June 5, 2014
The stigma associated with seeking behavioral and mental health treatment prevents many people from getting the care they need, particularly our nation’s wounded warriors returning from combat with invisible injuries. Commissioned Corps officers serving under the DoD-USPHS Partnership for Psychological Health are helping service members, veterans, and their families overcome this stigma and increase access to behavioral health services.
One such officer is CDR Meghan Corso, a Clinical Health Psychologist stationed at the U.S. Navy Bureau of Medicine and Surgery in Falls Church, VA. She is leading the Navy’s Behavioral Health Integration Program (BHIP) that embeds behavioral health providers into the Navy and Marine Patient Centered Medical Homes. Under this approach, each patient works with a team of providers–physicians, nurses, pharmacists, behavioral health professionals, and others–to develop a comprehensive, personalized health care plan.
Unlike traditional behavioral and mental health care that relies on the patient to seek specialized care, BHIP is proactive and prevention-oriented. “Through effective and efficient treatment of mental health and health behavior concerns within the medical home, we are able to address those problems for a patient right then and there in coordination with their primary care provider,” says CDR Corso.
BHIP is designed to overcome barriers that traditionally impede patients from accessing behavioral or mental health care, such as dealing with a perceived stigma about this type of care or navigating the referral system. According to CDR Corso, “bringing mental health care to the primary care level where every patient sees this as a normal part of taking care of themselves really allows us to de-stigmatize seeking mental health treatment.”
CDR Corso’s ultimate goal is to stand up BHIP across the entire Navy enterprise. Her roles and responsibilities vary from budgeting and hiring to training and direct clinical supervision for the behavioral health professionals serving BHIP, also known as Internal Behavioral Health Consultants (IBHCs) and Behavioral Health Care Facilitators (BHCFs). Furthermore, CDR Corso is managing the placement of IBHCs at 80 clinics with the capacity to see 10 patients per day for issues such as PTSD, insomnia, anxiety, depression, and more. “We will potentially serve 800 patients each day. That’s phenomenal in terms of the number of people who will finally be able to address a concern that has gone unaddressed, as the majority of mental health concerns do these days,” notes CDR Corso.
By increasing access to care, BHIP is also helping providers catch problems earlier. “We can catch stress related symptoms that might later evolve into something more complicated, like depression or PTSD. The earlier we can intervene, there’s less of a chance for these symptoms to lock in and start to generalize over to other areas of the patient’s life,” says CDR Ingrid Pauli, also a Clinical Health Psychologist serving alongside CDR Corso to develop and deliver training to IBHCs.

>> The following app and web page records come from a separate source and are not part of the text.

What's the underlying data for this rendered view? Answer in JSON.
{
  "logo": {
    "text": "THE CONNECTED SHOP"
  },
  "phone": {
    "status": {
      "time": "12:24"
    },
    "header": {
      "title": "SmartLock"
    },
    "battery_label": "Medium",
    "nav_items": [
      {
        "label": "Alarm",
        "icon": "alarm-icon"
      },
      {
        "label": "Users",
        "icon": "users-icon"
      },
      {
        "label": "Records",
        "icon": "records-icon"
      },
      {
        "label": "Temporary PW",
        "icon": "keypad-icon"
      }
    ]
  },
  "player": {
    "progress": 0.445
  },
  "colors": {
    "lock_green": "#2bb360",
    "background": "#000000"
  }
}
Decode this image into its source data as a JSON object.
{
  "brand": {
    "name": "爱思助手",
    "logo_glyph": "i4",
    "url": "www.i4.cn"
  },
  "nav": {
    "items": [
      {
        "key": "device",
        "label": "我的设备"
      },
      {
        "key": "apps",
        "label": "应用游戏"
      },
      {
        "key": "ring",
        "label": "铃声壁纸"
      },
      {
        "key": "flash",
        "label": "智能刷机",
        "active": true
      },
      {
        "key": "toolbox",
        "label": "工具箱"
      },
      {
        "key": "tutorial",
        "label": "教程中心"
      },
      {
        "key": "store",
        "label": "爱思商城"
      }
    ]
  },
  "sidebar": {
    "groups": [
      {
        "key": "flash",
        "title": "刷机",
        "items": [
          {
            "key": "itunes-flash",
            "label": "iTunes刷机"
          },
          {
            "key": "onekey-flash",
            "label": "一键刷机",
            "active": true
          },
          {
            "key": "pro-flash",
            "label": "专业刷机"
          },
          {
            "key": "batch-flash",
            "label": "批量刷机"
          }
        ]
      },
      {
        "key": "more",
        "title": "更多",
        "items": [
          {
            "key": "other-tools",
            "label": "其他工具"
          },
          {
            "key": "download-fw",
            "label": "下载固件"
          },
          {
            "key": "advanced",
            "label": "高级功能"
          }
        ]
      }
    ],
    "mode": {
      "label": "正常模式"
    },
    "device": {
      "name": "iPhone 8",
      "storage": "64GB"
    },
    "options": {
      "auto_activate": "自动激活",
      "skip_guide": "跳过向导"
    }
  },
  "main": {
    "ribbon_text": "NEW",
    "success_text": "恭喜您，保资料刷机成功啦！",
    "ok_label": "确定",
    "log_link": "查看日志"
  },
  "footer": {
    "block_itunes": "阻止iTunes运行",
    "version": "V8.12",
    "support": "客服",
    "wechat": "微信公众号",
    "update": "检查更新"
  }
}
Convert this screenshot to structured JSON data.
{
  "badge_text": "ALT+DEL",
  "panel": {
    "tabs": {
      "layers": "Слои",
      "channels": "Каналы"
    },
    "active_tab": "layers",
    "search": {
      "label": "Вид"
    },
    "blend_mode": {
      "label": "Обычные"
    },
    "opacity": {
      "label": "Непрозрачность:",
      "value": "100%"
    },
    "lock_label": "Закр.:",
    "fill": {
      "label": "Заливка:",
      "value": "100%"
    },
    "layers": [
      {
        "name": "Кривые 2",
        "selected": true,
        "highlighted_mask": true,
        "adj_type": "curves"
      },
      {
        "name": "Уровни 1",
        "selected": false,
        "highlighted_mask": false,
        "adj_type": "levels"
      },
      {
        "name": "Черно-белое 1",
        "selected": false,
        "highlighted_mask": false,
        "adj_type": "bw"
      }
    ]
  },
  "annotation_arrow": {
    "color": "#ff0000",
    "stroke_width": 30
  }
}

All Commissioned Corps officers are called to protect, promote, and advance the health and safety of our nation. “It is personally and professionally fulfilling to provide this immediate care, especially to those who have served our country,” says CDR Corso.